It really is time that Which published a simple guide to the steps to take to demand our rights and our services under contract. It is not difficult to discover the basic information necessary to cut through the obfuscation and defences of these outfits. I no longer bother with ‘customer care’ and letters to the CEO, I just serve my demand on the Company Secretary which alerts them to the fact that I will have a stronger case should the matter go to court.

Member

Thanks for the comment Martin, we have lots of guides on challenging mobile companies on our Consumer Rights website. I hope they’re helpful: http://www.which.co.uk/consumer-rights/search?utf8=%E2%9C%93&q=mobile+

Member

Dorset
I have been with 02 for years but was finding reception getting worse and worse so decided to try ee.
Absolutely awful so I am now with vodaphone which is a slight improvement on O2.
These companies are not providing a good enough service.
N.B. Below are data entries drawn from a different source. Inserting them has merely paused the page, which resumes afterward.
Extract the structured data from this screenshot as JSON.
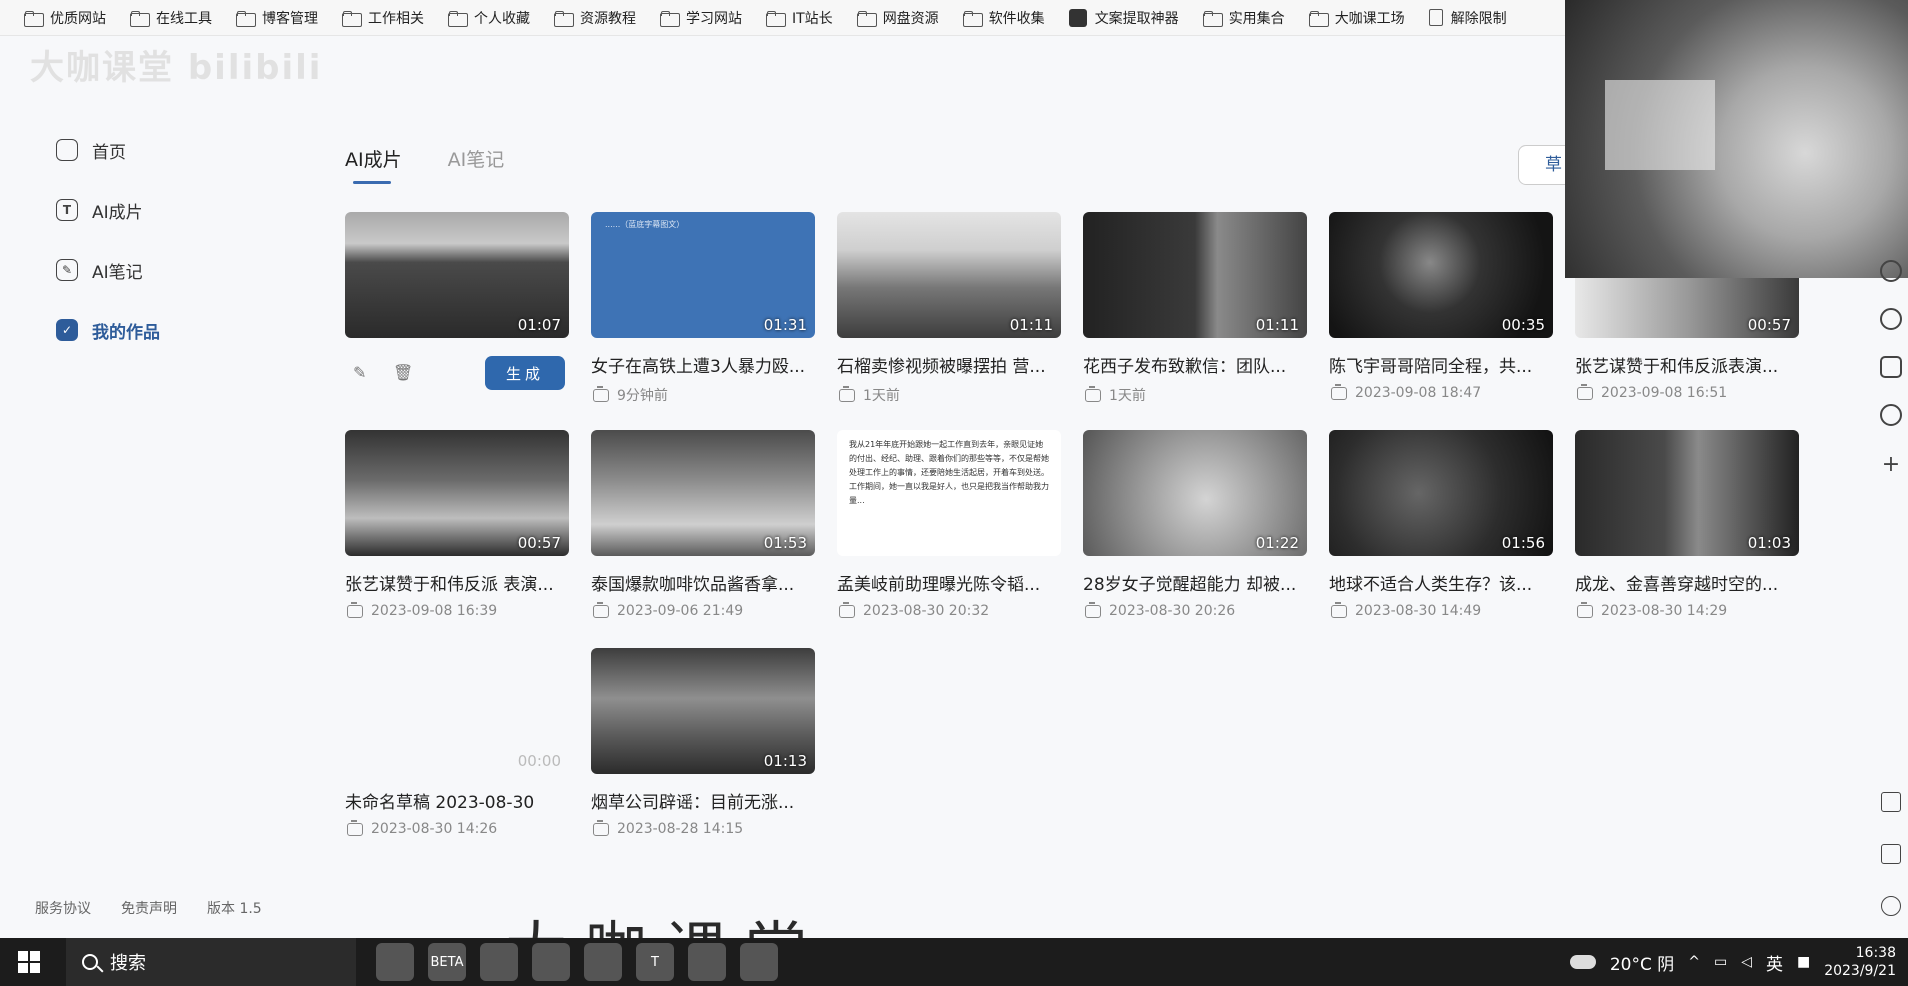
{
  "bookmarks": [
    {
      "label": "优质网站",
      "icon": "folder-icon"
    },
    {
      "label": "在线工具",
      "icon": "folder-icon"
    },
    {
      "label": "博客管理",
      "icon": "folder-icon"
    },
    {
      "label": "工作相关",
      "icon": "folder-icon"
    },
    {
      "label": "个人收藏",
      "icon": "folder-icon"
    },
    {
      "label": "资源教程",
      "icon": "folder-icon"
    },
    {
      "label": "学习网站",
      "icon": "folder-icon"
    },
    {
      "label": "IT站长",
      "icon": "folder-icon"
    },
    {
      "label": "网盘资源",
      "icon": "folder-icon"
    },
    {
      "label": "软件收集",
      "icon": "folder-icon"
    },
    {
      "label": "文案提取神器",
      "icon": "app-icon"
    },
    {
      "label": "实用集合",
      "icon": "folder-icon"
    },
    {
      "label": "大咖课工场",
      "icon": "folder-icon"
    },
    {
      "label": "解除限制",
      "icon": "page-icon"
    }
  ],
  "watermark": {
    "top": "大咖课堂 bilibili",
    "bottom": "大咖课堂"
  },
  "sidebar": {
    "items": [
      {
        "label": "首页",
        "icon": "home-icon",
        "glyph": ""
      },
      {
        "label": "AI成片",
        "icon": "text-t-icon",
        "glyph": "T"
      },
      {
        "label": "AI笔记",
        "icon": "pen-note-icon",
        "glyph": "✎"
      },
      {
        "label": "我的作品",
        "icon": "my-works-icon",
        "glyph": "✓"
      }
    ],
    "active_index": 3,
    "footer": {
      "terms": "服务协议",
      "disclaimer": "免责声明",
      "version": "版本 1.5"
    }
  },
  "tabs": {
    "items": [
      "AI成片",
      "AI笔记"
    ],
    "active_index": 0
  },
  "draft_button": "草",
  "first_card_actions": {
    "edit_icon": "edit-icon",
    "delete_icon": "trash-icon",
    "generate": "生成"
  },
  "cards": [
    {
      "title": "",
      "meta": "",
      "duration": "01:07",
      "thumb_text": ""
    },
    {
      "title": "女子在高铁上遭3人暴力殴...",
      "meta": "9分钟前",
      "duration": "01:31",
      "thumb_text": "......（蓝底字幕图文）"
    },
    {
      "title": "石榴卖惨视频被曝摆拍 营...",
      "meta": "1天前",
      "duration": "01:11",
      "thumb_text": ""
    },
    {
      "title": "花西子发布致歉信：团队...",
      "meta": "1天前",
      "duration": "01:11",
      "thumb_text": ""
    },
    {
      "title": "陈飞宇哥哥陪同全程，共...",
      "meta": "2023-09-08 18:47",
      "duration": "00:35",
      "thumb_text": ""
    },
    {
      "title": "张艺谋赞于和伟反派表演...",
      "meta": "2023-09-08 16:51",
      "duration": "00:57",
      "thumb_text": ""
    },
    {
      "title": "张艺谋赞于和伟反派 表演...",
      "meta": "2023-09-08 16:39",
      "duration": "00:57",
      "thumb_text": ""
    },
    {
      "title": "泰国爆款咖啡饮品酱香拿...",
      "meta": "2023-09-06 21:49",
      "duration": "01:53",
      "thumb_text": ""
    },
    {
      "title": "孟美岐前助理曝光陈令韬...",
      "meta": "2023-08-30 20:32",
      "duration": "",
      "thumb_text": "我从21年年底开始跟她一起工作直到去年，亲眼见证她的付出、经纪、助理、跟着你们的那些等等，不仅是帮她处理工作上的事情，还要陪她生活起居，开着车到处送。工作期间，她一直以我是好人，也只是把我当作帮助我力量..."
    },
    {
      "title": "28岁女子觉醒超能力 却被...",
      "meta": "2023-08-30 20:26",
      "duration": "01:22",
      "thumb_text": ""
    },
    {
      "title": "地球不适合人类生存？该...",
      "meta": "2023-08-30 14:49",
      "duration": "01:56",
      "thumb_text": ""
    },
    {
      "title": "成龙、金喜善穿越时空的...",
      "meta": "2023-08-30 14:29",
      "duration": "01:03",
      "thumb_text": ""
    },
    {
      "title": "未命名草稿 2023-08-30",
      "meta": "2023-08-30 14:26",
      "duration": "00:00",
      "thumb_text": ""
    },
    {
      "title": "烟草公司辟谣：目前无涨...",
      "meta": "2023-08-28 14:15",
      "duration": "01:13",
      "thumb_text": ""
    }
  ],
  "taskbar": {
    "search_placeholder": "搜索",
    "weather": "20°C 阴",
    "ime": "英",
    "time": "16:38",
    "date": "2023/9/21",
    "apps": [
      "app-icon",
      "BETA",
      "app-icon",
      "app-icon",
      "app-icon",
      "T",
      "app-icon",
      "app-icon"
    ]
  }
}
The signal constantly drops out whilst on the move.
I believe the only way forward is for the government to force the providers to share mast to boost coverage

Member

If companies our forced to share their networks what incentive is there to install new masts or micro cells.
In some of the remoter areas it probably isnt cost effective for all 4 networks to install masts etc.

So how do you get coverage in rural areas for all networks ?
It isnt a problem if you are a resident and dont travel far – just go with the company with the best signal.
But many rural areas get a lot of travellers/tourists who wont have the right SIM card unless they are from abroad and roaming !!

Member
Lorrie SAUNDERS says:
12 July 2016

Since Orange and EE and BT merged it is rumoured that the transmitter on Garth Hill, Knighton, Powys has been decommissioned. Orange always provided the best coverage here – small town in the hills; no problems until this year. Now no signal at all, indoors or out. No signal even when in sight of the mast. I can pick up a weak one if I walk half a mile south, up a hill! Other people say that O2 is no better.
I’ve reported to the Orange technical team many times – no helpful comments from them.
As well as local residents needing reception this is a tourist area for walkers out on the hills, sometimes remote – they need to be able to contact services, especially in an emergency.
Has anyone any ideas about what we can we do to improve the situation?
thank you, LS